Waiting to be Adopted in Korea

 The first thing we love about Korea is that they have a very good system set up for their orphans. Most children are in foster care and the guidelines to become foster parents are rigid. Adults wanting to foster must be at least 30, they must be married and the wife must be a stay at home mom and if the couple has children the youngest must be at least five. Babies that are put up for adoption typically go into a lage nursery type setting where they are given excellent round the clock care until they are adopted domestically or put into a foster home. We were told it is not unusual for a baby or child in the foster system to have a record of being hospitiliazed, multiple times, and not to be concerned about this. If a child contacts something as simple as a cold or other viral condition they will let the ailment run its course in the hospital. We are told this is done to help combat the spread of illness.

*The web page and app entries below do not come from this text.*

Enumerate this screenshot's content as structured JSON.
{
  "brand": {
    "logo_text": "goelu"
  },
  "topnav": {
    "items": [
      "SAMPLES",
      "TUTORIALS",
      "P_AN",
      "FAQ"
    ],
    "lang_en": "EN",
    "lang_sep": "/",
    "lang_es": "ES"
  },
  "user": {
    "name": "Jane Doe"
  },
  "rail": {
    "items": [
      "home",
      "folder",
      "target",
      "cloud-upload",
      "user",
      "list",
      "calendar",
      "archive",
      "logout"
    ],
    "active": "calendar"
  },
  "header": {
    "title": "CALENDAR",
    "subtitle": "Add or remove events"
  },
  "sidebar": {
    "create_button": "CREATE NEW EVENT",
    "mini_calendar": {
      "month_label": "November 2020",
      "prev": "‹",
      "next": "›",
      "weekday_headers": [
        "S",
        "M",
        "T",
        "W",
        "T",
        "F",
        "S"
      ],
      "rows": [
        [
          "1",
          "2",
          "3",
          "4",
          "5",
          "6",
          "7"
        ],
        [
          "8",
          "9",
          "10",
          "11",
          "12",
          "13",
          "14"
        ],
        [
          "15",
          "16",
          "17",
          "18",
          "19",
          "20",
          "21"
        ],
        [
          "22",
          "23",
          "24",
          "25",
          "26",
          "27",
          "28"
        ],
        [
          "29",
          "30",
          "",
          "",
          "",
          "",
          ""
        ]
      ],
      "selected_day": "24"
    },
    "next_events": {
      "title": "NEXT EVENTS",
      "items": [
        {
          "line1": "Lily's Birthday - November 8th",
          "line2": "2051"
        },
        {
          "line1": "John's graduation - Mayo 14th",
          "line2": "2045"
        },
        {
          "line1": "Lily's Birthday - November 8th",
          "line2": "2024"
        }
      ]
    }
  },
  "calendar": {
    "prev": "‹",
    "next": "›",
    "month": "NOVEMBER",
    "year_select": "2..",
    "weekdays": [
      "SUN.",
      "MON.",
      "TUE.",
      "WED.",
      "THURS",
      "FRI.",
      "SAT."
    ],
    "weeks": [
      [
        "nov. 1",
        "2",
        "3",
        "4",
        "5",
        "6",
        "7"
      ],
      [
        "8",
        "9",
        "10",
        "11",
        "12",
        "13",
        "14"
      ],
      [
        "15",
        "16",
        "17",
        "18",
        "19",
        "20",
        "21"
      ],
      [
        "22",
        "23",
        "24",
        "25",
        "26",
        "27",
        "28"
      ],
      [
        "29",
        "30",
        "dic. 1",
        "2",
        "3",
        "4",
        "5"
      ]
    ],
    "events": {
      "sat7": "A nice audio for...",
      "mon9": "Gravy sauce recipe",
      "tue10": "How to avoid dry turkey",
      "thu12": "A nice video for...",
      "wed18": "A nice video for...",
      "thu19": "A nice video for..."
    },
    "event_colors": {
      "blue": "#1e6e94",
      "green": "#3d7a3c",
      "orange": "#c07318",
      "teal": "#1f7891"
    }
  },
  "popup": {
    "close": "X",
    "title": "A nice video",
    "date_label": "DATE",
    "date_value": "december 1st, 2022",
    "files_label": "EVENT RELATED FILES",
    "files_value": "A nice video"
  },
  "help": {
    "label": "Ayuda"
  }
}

Most babies are put up for adoption because of unwed mothers. The Korean culture greatly frowns upon single mothers raising their children. Fortunately most "referrals" (this is what they call the picture and info you receive on a child) come with information about the birth parents and why the child was placed up for adoption. Although we were warned sometimes information is very limited,  whatever they have on the child we will get. We feels this is such a blessing to be able to give our child some type of information about who they came from. Our adoption agency requires that we write a letter and make a photo album for the birth parents. We were ovejoyed to do this!!! I really cannot imagine the pain that comes with putting a child up for adoption but hope that the letter and pictures might help reassure and heal the parents.

When we decided to adopt we agreed on a girl since we already have a little boy. Since learning more about Korea we have had to change our mindset. Korea is really pushing for an increase in domestic adoption and because of that 85% of children up for international adoption are boys. The reason for this is because in the Korean culture blood line is very important. It is not such a big deal to adopt a girl if you are Korean but to adopt a boy means someone from another blood line will carry your name and that does not settle well with most traditions. Either way we cannot wait to add to your family!

Since Korea is promoting more domestic adoption, eventually the country's goal is to close down international adoption completely. Unfortunately that is a big bummer for the families waiting for their children to come home. Each year Korea will decrease the number of Visa's they give out to families adopting internationally, this in turn makes the wait even longer. We were just informed that the average wait for a referral has gone up from 9 - 12 months to 12-15. I can't lie and say I wasn't sad about this but with my sadness came peace. God is in control, He has a baby for us and He will make it happen. Might take some time but eventaully we will get our little one. How Exciting!!!